Sacramento plays in the hitter-friendly Pacific Coast League. All teams outside of the River Cats, who are last in the league with a team batting average of .238, are averaging just over five runs per game and almost one homer every game. Beede, isn’t letting the ball fly through air and has only allowed three homers off of him this season. This plays well for his and the Giants’ future. 

Whenever Beede finds his way to San Francisco, he doesn’t need to rely on his mid-90s fastball to get outs. The strikeouts will come, but life will be much easier watching a Gold Glove infield scoop up grounders for years to come. 

While Beede waits his turn to join the bigs, he’s showing maturity on the hill and stayed undefeated at home on a birthday night to remember. 

Around The Horn

— The Giants’ top power prospect, Chris Shaw, has been called up from Double-A Richmond to Triple-A Sacramento. Shaw, 23, played only first base in the minors before this season, but has transitioned to left field. He played 18 games at first and 18 games at left for the Flying Squirrels, registering no errors in the outfield. 

— Kelby Tomlinson is working in center field while with the River Cats. Insider Alex Pavlovic spoke to Bruce Bochy about the move

— Bryan Reynolds, the Giants’ top pick in 2016, finished a home run short of the cycle on Sunday. He went 5-for-6 with four RBI in the San Jose Giants’ win. On the season, Reynolds now has 14 multi-hit games in 38 games played. Here’s the breakdown: Six two-hit games, seven three-hit games and one five-hit game. 

More Curry-Durant pick-and-roll? Mike Brown: 'I love Steve, but...'

More Curry-Durant pick-and-roll? Mike Brown: 'I love Steve, but...'

The Warriors led the NBA in offensive rating (113.2) during the regular season.

The Warriors are second in the league in offensive rating (115.8) in the playoffs.

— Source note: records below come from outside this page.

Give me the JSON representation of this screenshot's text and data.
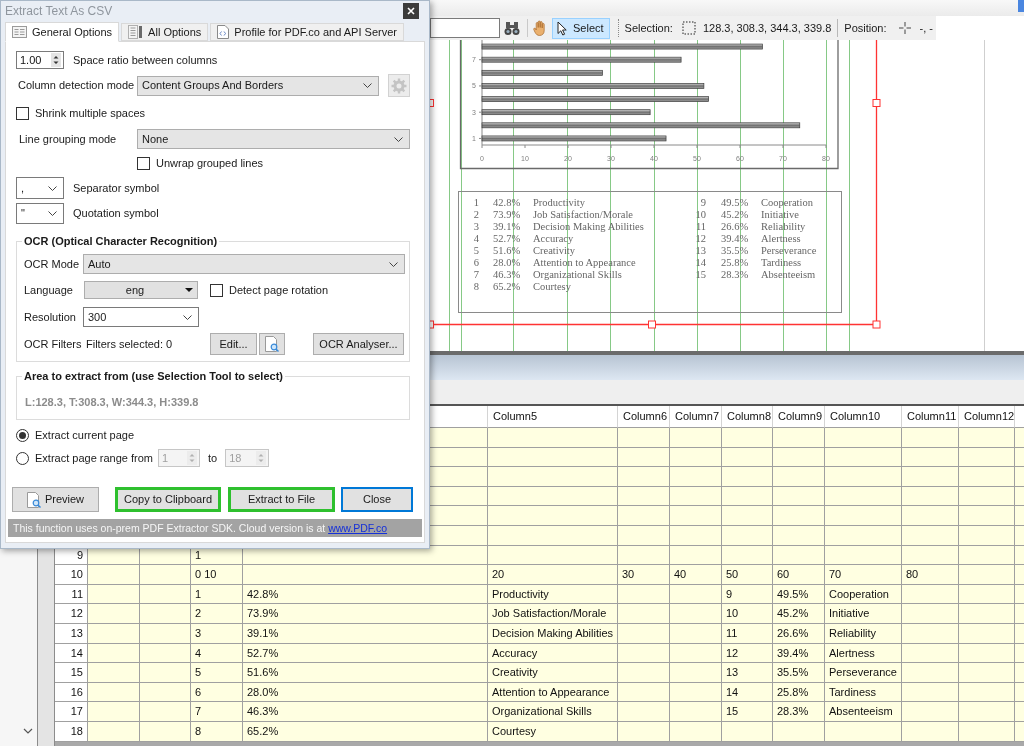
{
  "toolbar": {
    "tools": [
      {
        "kind": "pan",
        "selected": false
      },
      {
        "kind": "select",
        "label": "Select",
        "selected": true
      }
    ],
    "selection": {
      "label": "Selection:",
      "value": "128.3, 308.3, 344.3, 339.8"
    },
    "position": {
      "label": "Position:",
      "value": "-, -"
    }
  },
  "page": {
    "chart_data": {
      "type": "bar",
      "orientation": "horizontal",
      "x": [
        1,
        2,
        3,
        4,
        5,
        6,
        7,
        8
      ],
      "values": [
        42.8,
        73.9,
        39.1,
        52.7,
        51.6,
        28.0,
        46.3,
        65.2
      ],
      "xlim": [
        0,
        80
      ],
      "xticks": [
        0,
        10,
        20,
        30,
        40,
        50,
        60,
        70,
        80
      ],
      "ylim": [
        0.5,
        8.5
      ],
      "yticks": [
        1,
        3,
        5,
        7
      ]
    },
    "legend": {
      "left": [
        {
          "number": "1",
          "percent": "42.8%",
          "label": "Productivity"
        },
        {
          "number": "2",
          "percent": "73.9%",
          "label": "Job Satisfaction/Morale"
        },
        {
          "number": "3",
          "percent": "39.1%",
          "label": "Decision Making Abilities"
        },
        {
          "number": "4",
          "percent": "52.7%",
          "label": "Accuracy"
        },
        {
          "number": "5",
          "percent": "51.6%",
          "label": "Creativity"
        },
        {
          "number": "6",
          "percent": "28.0%",
          "label": "Attention to Appearance"
        },
        {
          "number": "7",
          "percent": "46.3%",
          "label": "Organizational Skills"
        },
        {
          "number": "8",
          "percent": "65.2%",
          "label": "Courtesy"
        }
      ],
      "right": [
        {
          "number": "9",
          "percent": "49.5%",
          "label": "Cooperation"
        },
        {
          "number": "10",
          "percent": "45.2%",
          "label": "Initiative"
        },
        {
          "number": "11",
          "percent": "26.6%",
          "label": "Reliability"
        },
        {
          "number": "12",
          "percent": "39.4%",
          "label": "Alertness"
        },
        {
          "number": "13",
          "percent": "35.5%",
          "label": "Perseverance"
        },
        {
          "number": "14",
          "percent": "25.8%",
          "label": "Tardiness"
        },
        {
          "number": "15",
          "percent": "28.3%",
          "label": "Absenteeism"
        }
      ]
    }
  },
  "grid": {
    "columns": [
      "Column5",
      "Column6",
      "Column7",
      "Column8",
      "Column9",
      "Column10",
      "Column11",
      "Column12"
    ],
    "rows": [
      {
        "number": "9",
        "cells": {
          "column_3": "1"
        }
      },
      {
        "number": "10",
        "cells": {
          "column_3": "0 10",
          "column_5": "20",
          "column_6": "30",
          "column_7": "40",
          "column_8": "50",
          "column_9": "60",
          "column_10": "70",
          "column_11": "80"
        }
      },
      {
        "number": "11",
        "cells": {
          "column_3": "1",
          "column_4": "42.8%",
          "column_5": "Productivity",
          "column_8": "9",
          "column_9": "49.5%",
          "column_10": "Cooperation"
        }
      },
      {
        "number": "12",
        "cells": {
          "column_3": "2",
          "column_4": "73.9%",
          "column_5": "Job Satisfaction/Morale",
          "column_8": "10",
          "column_9": "45.2%",
          "column_10": "Initiative"
        }
      },
      {
        "number": "13",
        "cells": {
          "column_3": "3",
          "column_4": "39.1%",
          "column_5": "Decision Making Abilities",
          "column_8": "11",
          "column_9": "26.6%",
          "column_10": "Reliability"
        }
      },
      {
        "number": "14",
        "cells": {
          "column_3": "4",
          "column_4": "52.7%",
          "column_5": "Accuracy",
          "column_8": "12",
          "column_9": "39.4%",
          "column_10": "Alertness"
        }
      },
      {
        "number": "15",
        "cells": {
          "column_3": "5",
          "column_4": "51.6%",
          "column_5": "Creativity",
          "column_8": "13",
          "column_9": "35.5%",
          "column_10": "Perseverance"
        }
      },
      {
        "number": "16",
        "cells": {
          "column_3": "6",
          "column_4": "28.0%",
          "column_5": "Attention to Appearance",
          "column_8": "14",
          "column_9": "25.8%",
          "column_10": "Tardiness"
        }
      },
      {
        "number": "17",
        "cells": {
          "column_3": "7",
          "column_4": "46.3%",
          "column_5": "Organizational Skills",
          "column_8": "15",
          "column_9": "28.3%",
          "column_10": "Absenteeism"
        }
      },
      {
        "number": "18",
        "cells": {
          "column_3": "8",
          "column_4": "65.2%",
          "column_5": "Courtesy"
        }
      }
    ]
  },
  "dialog": {
    "title": "Extract Text As CSV",
    "tabs": [
      {
        "label": "General Options",
        "selected": true
      },
      {
        "label": "All Options",
        "selected": false
      },
      {
        "label": "Profile for PDF.co and API Server",
        "selected": false
      }
    ],
    "space_ratio": {
      "value": "1.00",
      "label": "Space ratio between columns",
      "disabled": false
    },
    "column_detection": {
      "label": "Column detection mode",
      "value": "Content Groups And Borders",
      "settings_button": {
        "disabled": true
      }
    },
    "shrink_spaces": {
      "label": "Shrink multiple spaces",
      "checked": false
    },
    "line_grouping": {
      "label": "Line grouping mode",
      "value": "None"
    },
    "unwrap_lines": {
      "label": "Unwrap grouped lines",
      "checked": false
    },
    "separator": {
      "value": ",",
      "label": "Separator symbol"
    },
    "quotation": {
      "value": "\"",
      "label": "Quotation symbol"
    },
    "ocr": {
      "title": "OCR (Optical Character Recognition)",
      "mode": {
        "label": "OCR Mode",
        "value": "Auto"
      },
      "language": {
        "label": "Language",
        "value": "eng"
      },
      "detect_rotation": {
        "label": "Detect page rotation",
        "checked": false
      },
      "resolution": {
        "label": "Resolution",
        "value": "300"
      },
      "filters": {
        "label": "OCR Filters",
        "summary": "Filters selected: 0",
        "edit_button": "Edit...",
        "analyser_button": "OCR Analyser..."
      }
    },
    "area": {
      "title": "Area to extract from (use Selection Tool to select)",
      "value": "L:128.3, T:308.3, W:344.3, H:339.8"
    },
    "page_choice": [
      {
        "label": "Extract current page",
        "selected": true
      },
      {
        "label": "Extract page range from",
        "selected": false
      }
    ],
    "page_range": {
      "from": {
        "value": "1",
        "disabled": true
      },
      "to_label": "to",
      "to": {
        "value": "18",
        "disabled": true
      }
    },
    "buttons": [
      {
        "label": "Preview",
        "kind": "icon",
        "highlighted": false,
        "focused": false
      },
      {
        "label": "Copy to Clipboard",
        "kind": "text",
        "highlighted": true,
        "focused": false
      },
      {
        "label": "Extract to File",
        "kind": "text",
        "highlighted": true,
        "focused": false
      },
      {
        "label": "Close",
        "kind": "text",
        "highlighted": false,
        "focused": true
      }
    ],
    "footer": {
      "text": "This function uses on-prem PDF Extractor SDK. Cloud version is at",
      "link": "www.PDF.co"
    }
  }
}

Scoring is not an issue.

But will we see the Warriors run more pick-and-roll in the NBA Finals, specifically the Steph Curry-Kevin Durant combination?

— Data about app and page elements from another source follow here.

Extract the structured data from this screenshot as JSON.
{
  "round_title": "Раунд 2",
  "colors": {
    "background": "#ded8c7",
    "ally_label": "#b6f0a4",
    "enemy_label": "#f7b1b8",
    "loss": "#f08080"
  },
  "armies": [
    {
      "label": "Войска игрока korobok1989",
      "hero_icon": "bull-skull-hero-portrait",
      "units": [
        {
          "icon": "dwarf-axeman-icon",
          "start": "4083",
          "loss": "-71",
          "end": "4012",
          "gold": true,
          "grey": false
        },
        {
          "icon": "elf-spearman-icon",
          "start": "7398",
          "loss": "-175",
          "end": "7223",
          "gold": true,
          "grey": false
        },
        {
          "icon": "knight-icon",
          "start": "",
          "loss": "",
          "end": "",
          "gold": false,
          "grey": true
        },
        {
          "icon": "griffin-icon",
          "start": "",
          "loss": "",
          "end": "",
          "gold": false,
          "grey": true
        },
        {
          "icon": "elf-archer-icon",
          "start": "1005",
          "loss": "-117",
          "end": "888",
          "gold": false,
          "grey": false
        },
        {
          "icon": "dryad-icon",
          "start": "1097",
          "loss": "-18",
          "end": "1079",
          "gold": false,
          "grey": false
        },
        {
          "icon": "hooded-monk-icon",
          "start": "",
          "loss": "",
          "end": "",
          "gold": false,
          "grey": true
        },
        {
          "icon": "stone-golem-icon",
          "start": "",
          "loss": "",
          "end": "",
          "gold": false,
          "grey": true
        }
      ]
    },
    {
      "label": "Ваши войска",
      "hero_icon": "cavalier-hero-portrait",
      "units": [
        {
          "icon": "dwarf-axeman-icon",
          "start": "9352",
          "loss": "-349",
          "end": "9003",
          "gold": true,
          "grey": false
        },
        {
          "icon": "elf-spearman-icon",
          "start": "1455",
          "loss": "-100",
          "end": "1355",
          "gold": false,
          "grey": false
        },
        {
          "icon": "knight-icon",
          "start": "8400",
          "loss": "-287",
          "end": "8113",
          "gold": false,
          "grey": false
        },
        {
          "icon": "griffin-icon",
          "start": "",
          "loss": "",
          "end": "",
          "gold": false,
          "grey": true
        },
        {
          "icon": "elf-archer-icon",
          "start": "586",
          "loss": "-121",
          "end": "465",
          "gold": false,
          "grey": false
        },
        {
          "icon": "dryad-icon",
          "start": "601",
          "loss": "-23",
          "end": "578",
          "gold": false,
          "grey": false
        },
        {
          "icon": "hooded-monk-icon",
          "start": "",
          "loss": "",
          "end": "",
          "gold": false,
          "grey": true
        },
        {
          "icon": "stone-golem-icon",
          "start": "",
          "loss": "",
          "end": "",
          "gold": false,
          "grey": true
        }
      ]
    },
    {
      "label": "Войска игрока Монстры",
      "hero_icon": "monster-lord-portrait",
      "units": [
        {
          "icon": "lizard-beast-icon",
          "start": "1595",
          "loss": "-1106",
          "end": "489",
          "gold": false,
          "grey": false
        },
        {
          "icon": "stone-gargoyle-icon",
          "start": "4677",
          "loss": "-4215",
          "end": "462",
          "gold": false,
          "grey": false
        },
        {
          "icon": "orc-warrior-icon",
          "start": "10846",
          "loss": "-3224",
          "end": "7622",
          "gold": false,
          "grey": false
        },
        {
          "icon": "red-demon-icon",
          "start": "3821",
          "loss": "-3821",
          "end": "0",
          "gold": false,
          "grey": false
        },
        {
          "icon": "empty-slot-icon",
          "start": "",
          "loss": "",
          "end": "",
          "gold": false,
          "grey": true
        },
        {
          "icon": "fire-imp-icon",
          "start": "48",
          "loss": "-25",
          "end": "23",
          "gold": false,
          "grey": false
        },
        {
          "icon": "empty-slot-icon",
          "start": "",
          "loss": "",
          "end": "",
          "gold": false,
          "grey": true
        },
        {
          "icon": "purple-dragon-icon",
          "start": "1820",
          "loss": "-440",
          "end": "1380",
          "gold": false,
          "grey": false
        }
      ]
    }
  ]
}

"Steve (Kerr) isn't really into this much," interim head coach Mike Brown told ESPN's Zach Lowe. "He's more about spacing and movement -- and that's fantastic. I love Steve, and wherever I might go, I'm going to incorporate a lot of stuff he does.

"But in the playoffs, sometimes you have to attack a mismatch. When I need a bucket, that's what I'm going to do."

Mr. Kerr -- your response?

"Mike is right about me, but I also recognize the need to do it more as defenses get tougher," Kerr told ESPN. "It's about finding the right balance between isolating when we need to, and keeping the flow that makes us who we are."

During the regular season, the Warriors ranked last in pick-and-roll possessions per game -- both when the ball-handler ended the possession, or when the roll/pop man ended the possession.

Steph Curry averaged 6.1 pick-and-roll possessions per game -- 28th in the NBA.

That number is up to 7.5 per game in the playoffs.

“I think we’re still at our best when we’re simple about what we’re doing,” Curry recently told Marcus Thompson of the Bay Area News Group. “Whether it’s pick-and-roll and you’ve got everybody spaced. You’ve got shooters where they need to be. You’ve got the dive man where he needs to be with space to put pressure on the rim. 

"You’ve got a ball-handler playmaker with it that can come off and shoot it, get a bucket. Sometimes it doesn’t need to be more complex than that. We’ve got the awareness that, that needs to happen.”